Benjamin “Ben” John Osterlund is a 21 year old junior at Vanderbilt University from Evanston, IL. He regularly volunteers at Open Table Nashville’s biweekly resource shelters as an Inn Keeper, meaning he stays at the shelter overnight giving him plenty of time to form relationships with other volunteers and unhoused neighbors.
How did you get involved with OTN?
I had been volunteering at Safe Haven Family Shelter and was loving my experience and the impact it was having on me. I was also realizing the depth of the homelessness problem in Nashville, and I wanted to do more to help. I actually just looked online and found Open Table Nashville, who I had heard good things about from friends and people in the Vanderbilt community. Their inn keeping opportunity caught my eye-it was so unique and it worked really well with my college schedule.
What types of things have you participated in?
I have always been an inn keeper, and it is one of my favorite things to do. I’ve been able to help out at the Hillcrest, Barth Vernon, and Inglewood resource shelters, and each time I meet some amazing people and have some discussions that really change my perspectives. One of the most meaningful experiences I have had was as a inn keeper last December-Lindsay, who was the shelter coordinator that night, needed an extra hand for canvassing. It was a frigid night, and I got the opportunity to ride along with her and try to help some of our unhoused neighbors get out of the cold. The images and the conversations I had that night broke my heart in a lot of ways, and I think about them all the time; it was an experience that definitely has inspired me to commit myself to the fight to end homelessness.

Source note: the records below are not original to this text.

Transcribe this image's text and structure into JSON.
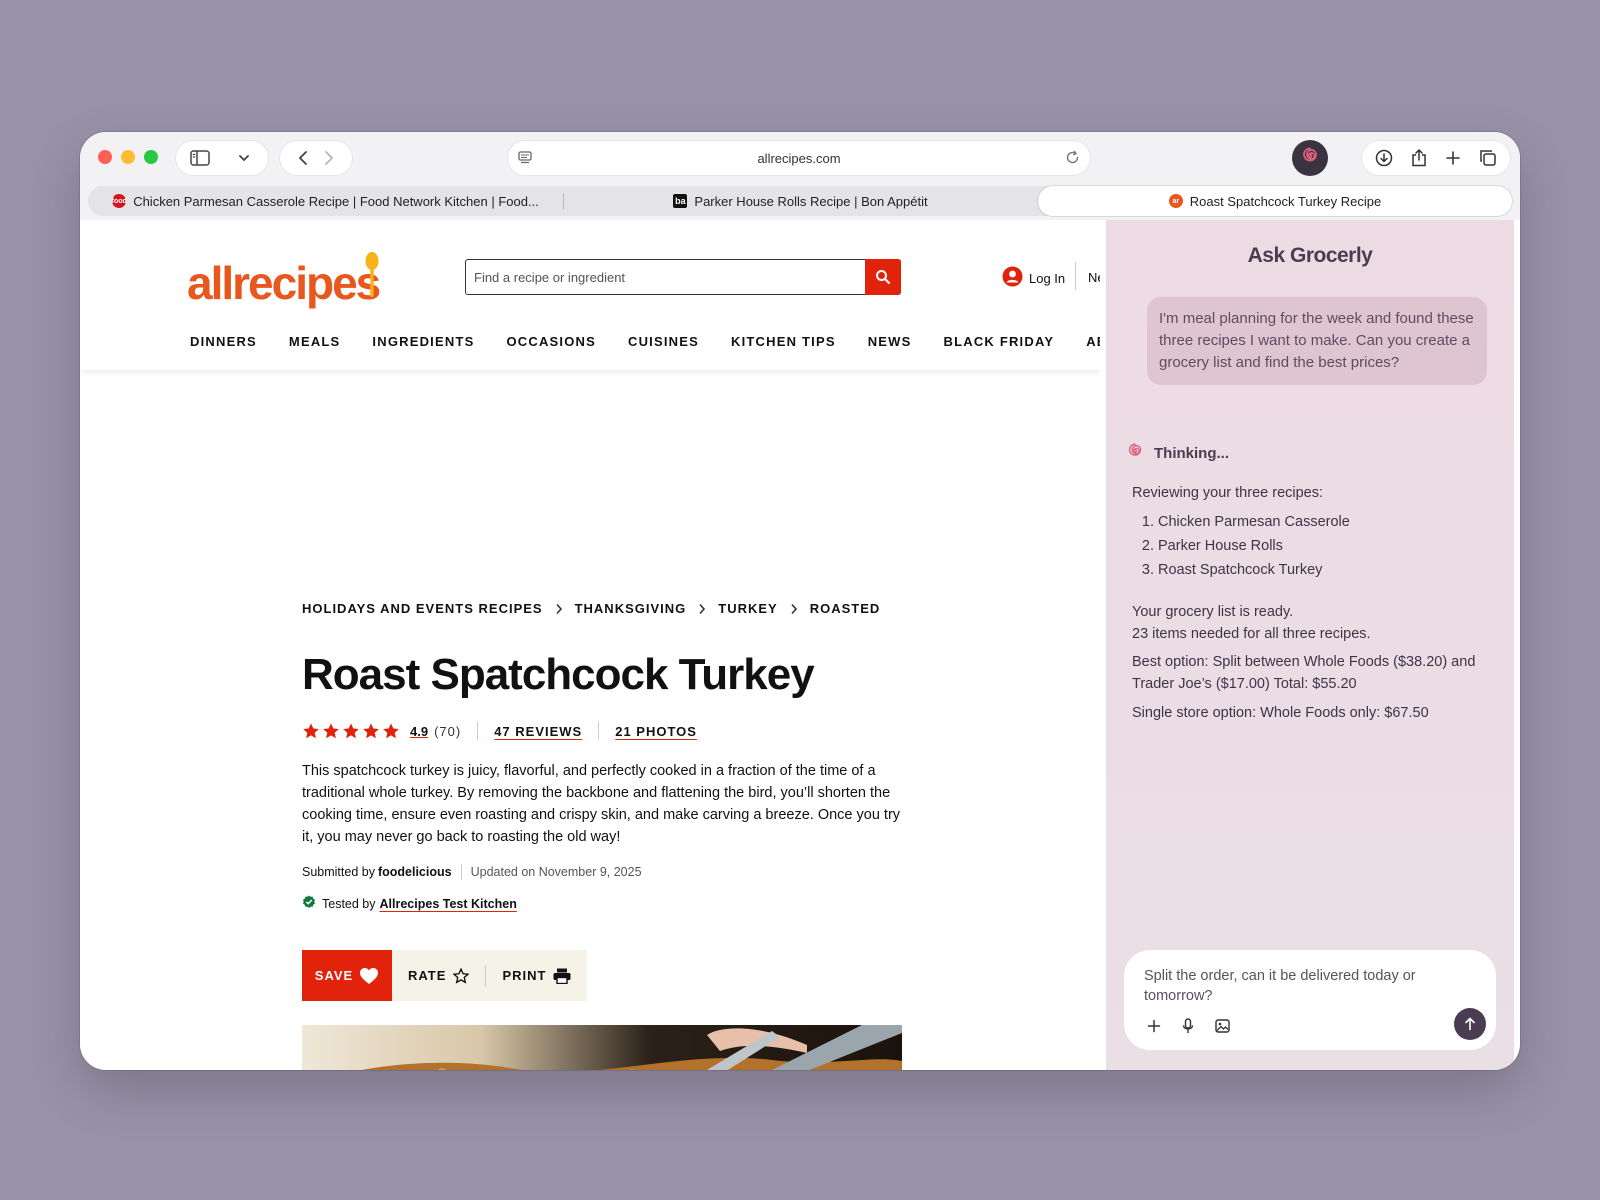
{
  "browser": {
    "url": "allrecipes.com",
    "tabs": [
      {
        "label": "Chicken Parmesan Casserole Recipe | Food Network Kitchen | Food...",
        "favicon": "food"
      },
      {
        "label": "Parker House Rolls Recipe | Bon Appétit",
        "favicon": "ba"
      },
      {
        "label": "Roast Spatchcock Turkey Recipe",
        "favicon": "ar"
      }
    ]
  },
  "site": {
    "logo": "allrecipes",
    "search_placeholder": "Find a recipe or ingredient",
    "login": "Log In",
    "header_cut": "Ne",
    "nav": [
      "DINNERS",
      "MEALS",
      "INGREDIENTS",
      "OCCASIONS",
      "CUISINES",
      "KITCHEN TIPS",
      "NEWS",
      "BLACK FRIDAY",
      "ABOUT US"
    ]
  },
  "recipe": {
    "breadcrumb": [
      "HOLIDAYS AND EVENTS RECIPES",
      "THANKSGIVING",
      "TURKEY",
      "ROASTED"
    ],
    "title": "Roast Spatchcock Turkey",
    "rating": "4.9",
    "rating_count": "(70)",
    "stars": 5,
    "reviews": "47 REVIEWS",
    "photos": "21 PHOTOS",
    "description": "This spatchcock turkey is juicy, flavorful, and perfectly cooked in a fraction of the time of a traditional whole turkey. By removing the backbone and flattening the bird, you’ll shorten the cooking time, ensure even roasting and crispy skin, and make carving a breeze. Once you try it, you may never go back to roasting the old way!",
    "submitted_label": "Submitted by",
    "author": "foodelicious",
    "updated": "Updated on November 9, 2025",
    "tested_label": "Tested by",
    "tested_by": "Allrecipes Test Kitchen",
    "actions": {
      "save": "SAVE",
      "rate": "RATE",
      "print": "PRINT"
    }
  },
  "assistant": {
    "title": "Ask Grocerly",
    "user_message": "I'm meal planning for the week and found these three recipes I want to make. Can you create a grocery list and find the best prices?",
    "thinking": "Thinking...",
    "intro": "Reviewing your three recipes:",
    "recipes": [
      "Chicken Parmesan Casserole",
      "Parker House Rolls",
      "Roast Spatchcock Turkey"
    ],
    "ready_line1": "Your grocery list is ready.",
    "ready_line2": "23 items needed for all three recipes.",
    "best_option": "Best option: Split between Whole Foods ($38.20) and Trader Joe’s ($17.00) Total: $55.20",
    "single_option": "Single store option: Whole Foods only: $67.50",
    "input_value": "Split the order, can it be delivered today or tomorrow?"
  },
  "colors": {
    "brand": "#e8571e",
    "accent_red": "#e1230b",
    "panel_bg": "#eddbe3",
    "panel_text": "#4a3d52",
    "desktop_bg": "#9891a8"
  }
}
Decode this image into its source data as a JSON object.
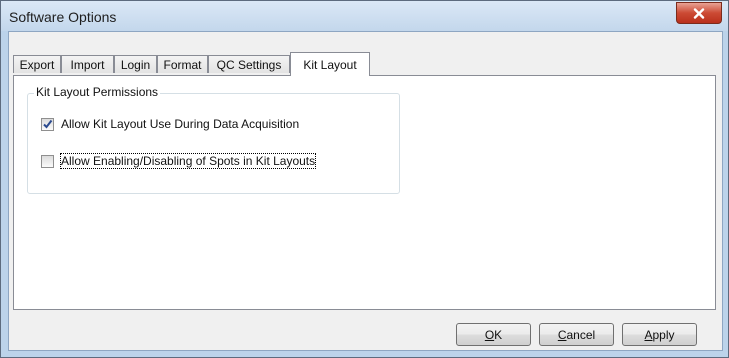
{
  "window": {
    "title": "Software Options"
  },
  "tabs": [
    {
      "label": "Export"
    },
    {
      "label": "Import"
    },
    {
      "label": "Login"
    },
    {
      "label": "Format"
    },
    {
      "label": "QC Settings"
    },
    {
      "label": "Kit Layout",
      "active": true
    }
  ],
  "group": {
    "title": "Kit Layout Permissions",
    "options": [
      {
        "label": "Allow Kit Layout Use During Data Acquisition",
        "checked": true
      },
      {
        "label": "Allow Enabling/Disabling of Spots in Kit Layouts",
        "checked": false
      }
    ]
  },
  "buttons": {
    "ok": {
      "mnemonic": "O",
      "rest": "K"
    },
    "cancel": {
      "mnemonic": "C",
      "rest": "ancel"
    },
    "apply": {
      "mnemonic": "A",
      "rest": "pply"
    }
  },
  "colors": {
    "title_bar": "#c3d7ec",
    "close_button": "#cc4a34",
    "dialog_bg": "#f0f0f0"
  },
  "icons": {
    "close": "close-icon",
    "check": "checkmark-icon"
  }
}
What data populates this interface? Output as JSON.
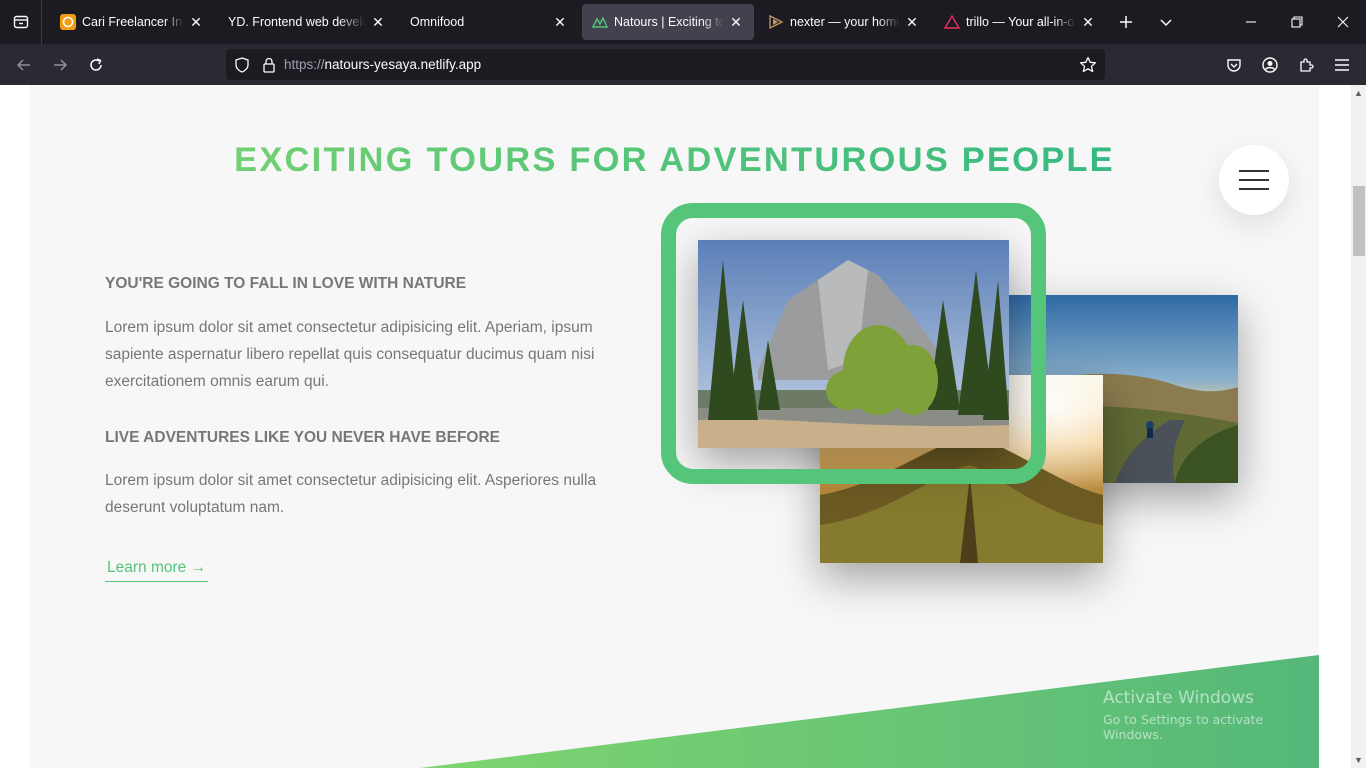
{
  "browser": {
    "tabs": [
      {
        "title": "Cari Freelancer Indonesia",
        "icon": "freelancer-favicon"
      },
      {
        "title": "YD. Frontend web developer",
        "icon": "none"
      },
      {
        "title": "Omnifood",
        "icon": "none"
      },
      {
        "title": "Natours | Exciting tours",
        "icon": "natours-favicon",
        "active": true
      },
      {
        "title": "nexter — your home, your freedom",
        "icon": "nexter-favicon"
      },
      {
        "title": "trillo — Your all-in-one booking app",
        "icon": "trillo-favicon"
      }
    ],
    "url_scheme": "https://",
    "url_host": "natours-yesaya.netlify.app"
  },
  "page": {
    "heading": "Exciting tours for adventurous people",
    "blocks": [
      {
        "title": "You're going to fall in love with nature",
        "text": "Lorem ipsum dolor sit amet consectetur adipisicing elit. Aperiam, ipsum sapiente aspernatur libero repellat quis consequatur ducimus quam nisi exercitationem omnis earum qui."
      },
      {
        "title": "Live adventures like you never have before",
        "text": "Lorem ipsum dolor sit amet consectetur adipisicing elit. Asperiores nulla deserunt voluptatum nam."
      }
    ],
    "learn_more": "Learn more →",
    "colors": {
      "primary_light": "#7ed56f",
      "primary": "#55c57a",
      "primary_dark": "#28b485",
      "text": "#777777"
    }
  },
  "system": {
    "watermark_title": "Activate Windows",
    "watermark_sub": "Go to Settings to activate Windows."
  }
}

You are a regular volunteer – why do you choose to spend your volunteer time with OTN?
I truly believe inn keeping is one of the best doses of perspective I could possible find. It gives me a chance to leave my busy college life and all my college friends to get out of the “Vandy Bubble” so to speak. It helps me put others before me and think for a night what it would be like to not have a home, to not know exactly where my next meal was coming from, to not have the security blanket of my friends and family. Every single time I inn keep, I always come back to campus very thankful for what I have, and with added motivation to continue to serve.
The other main reason that I love volunteering with OTN is the other innkeepers and the volunteer staff I get to work with. I have met some amazing people—some who are formerly homeless individuals who are now choosing to help others, and some who are members of OTN who are dedicating their lives to this issue. They have great stories and inspiring demeanors. Plus, they’re just fun to hang out with!
Has your involvement changed the way you perceive your unhoused neighbors?
Absolutely. I think that from an outsider’s perspective, it is easy to put our unhoused neighbors into a singular box, regarding homeless people with stereotypes like dirty, criminal, or other very negative, very untrue things. Spending time in the resource shelters has humanized the issue of homelessness for me. I’ve met people with Masters degrees, people with four adult children, and people who are working three jobs to try to get back on their feet. It has also made me recognize more of the structural things causing homelessness problems like the lack of affordable housing in Nashville and the gap in mental health services. I no longer am associating my unhoused neighbor’s condition with their actions, since I know there are often larger forces at play.
What advice would you give to new volunteers or people thinking about getting involved?
Do it for you! Inn keeping has helped me meet such amazing people, has added so much color to my life, and has helped me grow so much as an empathetic leader that I really feel indebted to OTN. For new volunteers, it is hard for me to describe how impactful some of these experiences can be; my best advice is to find the time, commit yourself, and just do it.